|Jun 7, 1995||AS||Assignment|
Owner name: SWITCHED RELUCTANCE DRIVES, LTD., UNITED KINGDOM
Free format text: ASSIGNMENT OF ASSIGNORS INTEREST;ASSIGNOR:ALLINSON DAMIAN PAUL;REEL/FRAME:007544/0551
Effective date: 19950605
|Feb 3, 1998||CC||Certificate of correction|
|Mar 15, 2001||FPAY||Fee payment|
Year of fee payment: 4
|Mar 9, 2005||FPAY||Fee payment|

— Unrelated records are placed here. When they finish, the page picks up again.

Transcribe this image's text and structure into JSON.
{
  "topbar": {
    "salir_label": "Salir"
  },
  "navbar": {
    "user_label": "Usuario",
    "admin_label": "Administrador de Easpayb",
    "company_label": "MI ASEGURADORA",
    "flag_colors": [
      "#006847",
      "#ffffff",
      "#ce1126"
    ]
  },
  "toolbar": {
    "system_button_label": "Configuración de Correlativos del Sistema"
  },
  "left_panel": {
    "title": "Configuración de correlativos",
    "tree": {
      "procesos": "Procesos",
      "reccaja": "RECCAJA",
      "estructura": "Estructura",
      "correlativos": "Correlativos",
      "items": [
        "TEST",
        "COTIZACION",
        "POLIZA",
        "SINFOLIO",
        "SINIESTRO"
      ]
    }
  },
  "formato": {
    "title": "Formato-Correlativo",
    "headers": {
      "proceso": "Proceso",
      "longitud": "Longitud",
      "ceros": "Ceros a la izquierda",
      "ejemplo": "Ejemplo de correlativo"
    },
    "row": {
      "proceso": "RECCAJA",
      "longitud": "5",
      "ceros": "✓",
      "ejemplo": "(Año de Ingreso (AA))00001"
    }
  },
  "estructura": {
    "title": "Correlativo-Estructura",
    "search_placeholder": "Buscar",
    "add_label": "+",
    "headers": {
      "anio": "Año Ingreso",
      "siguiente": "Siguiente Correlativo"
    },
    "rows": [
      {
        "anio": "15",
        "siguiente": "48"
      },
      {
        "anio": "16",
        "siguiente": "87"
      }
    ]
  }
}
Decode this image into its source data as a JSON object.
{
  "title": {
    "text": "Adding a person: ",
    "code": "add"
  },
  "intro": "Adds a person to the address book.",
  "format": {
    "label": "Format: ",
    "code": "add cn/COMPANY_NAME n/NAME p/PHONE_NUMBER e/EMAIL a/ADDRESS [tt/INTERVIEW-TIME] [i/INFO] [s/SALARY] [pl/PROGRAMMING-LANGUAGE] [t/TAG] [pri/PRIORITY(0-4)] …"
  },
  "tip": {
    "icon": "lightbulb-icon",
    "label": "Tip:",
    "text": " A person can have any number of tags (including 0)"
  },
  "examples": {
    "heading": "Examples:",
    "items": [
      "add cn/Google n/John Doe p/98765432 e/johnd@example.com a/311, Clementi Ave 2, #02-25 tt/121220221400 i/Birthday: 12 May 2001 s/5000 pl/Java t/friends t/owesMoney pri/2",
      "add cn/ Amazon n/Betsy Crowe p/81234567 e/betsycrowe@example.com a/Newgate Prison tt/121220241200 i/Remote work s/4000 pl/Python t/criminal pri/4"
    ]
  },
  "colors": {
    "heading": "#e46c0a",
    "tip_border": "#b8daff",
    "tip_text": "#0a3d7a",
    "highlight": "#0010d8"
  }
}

Year of fee payment: 8
|Mar 11, 2009||FPAY||Fee payment|
Year of fee payment: 12
|Mar 31, 2011||AS||Assignment|
Effective date: 20110208
Free format text: CHANGE OF NAME;ASSIGNOR:SWITCHED RELUCTANCE DRIVES LIMITED;REEL/FRAME:026064/0668
Owner name: NIDEC SR DRIVES LTD., UNITED KINGDOM